---------- Records shown ----------

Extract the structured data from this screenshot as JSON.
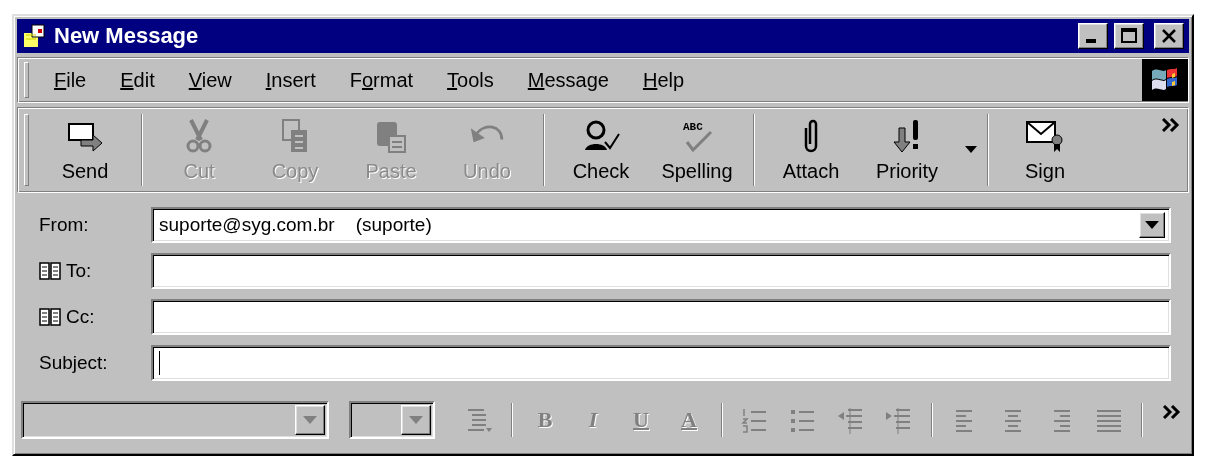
{
  "window": {
    "title": "New Message"
  },
  "menu": [
    {
      "key": "F",
      "after": "ile"
    },
    {
      "key": "E",
      "after": "dit"
    },
    {
      "key": "V",
      "after": "iew"
    },
    {
      "key": "I",
      "after": "nsert"
    },
    {
      "before": "F",
      "key": "o",
      "after": "rmat"
    },
    {
      "key": "T",
      "after": "ools"
    },
    {
      "key": "M",
      "after": "essage"
    },
    {
      "key": "H",
      "after": "elp"
    }
  ],
  "toolbar": [
    [
      {
        "kind": "send",
        "label": "Send",
        "disabled": false
      }
    ],
    [
      {
        "kind": "cut",
        "label": "Cut",
        "disabled": true
      },
      {
        "kind": "copy",
        "label": "Copy",
        "disabled": true
      },
      {
        "kind": "paste",
        "label": "Paste",
        "disabled": true
      },
      {
        "kind": "undo",
        "label": "Undo",
        "disabled": true
      }
    ],
    [
      {
        "kind": "check",
        "label": "Check",
        "disabled": false
      },
      {
        "kind": "spelling",
        "label": "Spelling",
        "icon_text": "ABC",
        "disabled": false
      }
    ],
    [
      {
        "kind": "attach",
        "label": "Attach",
        "disabled": false
      },
      {
        "kind": "priority",
        "label": "Priority",
        "disabled": false,
        "dropdown": true
      }
    ],
    [
      {
        "kind": "sign",
        "label": "Sign",
        "disabled": false
      }
    ]
  ],
  "fields": [
    {
      "kind": "dropdown",
      "label": "From:",
      "value": "suporte@syg.com.br    (suporte)",
      "address_book": false,
      "focused": false
    },
    {
      "kind": "text",
      "label": "To:",
      "address_book": true,
      "focused": false
    },
    {
      "kind": "text",
      "label": "Cc:",
      "address_book": true,
      "focused": false
    },
    {
      "kind": "text",
      "label": "Subject:",
      "address_book": false,
      "focused": true
    }
  ],
  "format_bar": [
    [
      {
        "kind": "font-list",
        "disabled": true
      },
      {
        "kind": "size-list",
        "disabled": true
      },
      {
        "kind": "paragraph",
        "disabled": true
      }
    ],
    [
      {
        "kind": "bold",
        "label": "B",
        "disabled": true
      },
      {
        "kind": "italic",
        "label": "I",
        "disabled": true
      },
      {
        "kind": "underline",
        "label": "U",
        "disabled": true
      },
      {
        "kind": "font-color",
        "label": "A",
        "disabled": true
      }
    ],
    [
      {
        "kind": "numbers",
        "disabled": true
      },
      {
        "kind": "bullets",
        "disabled": true
      },
      {
        "kind": "outdent",
        "disabled": true
      },
      {
        "kind": "indent",
        "disabled": true
      }
    ],
    [
      {
        "kind": "align-left",
        "disabled": true
      },
      {
        "kind": "align-center",
        "disabled": true
      },
      {
        "kind": "align-right",
        "disabled": true
      },
      {
        "kind": "justify",
        "disabled": true
      }
    ]
  ]
}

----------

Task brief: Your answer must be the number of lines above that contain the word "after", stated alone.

Solution: 8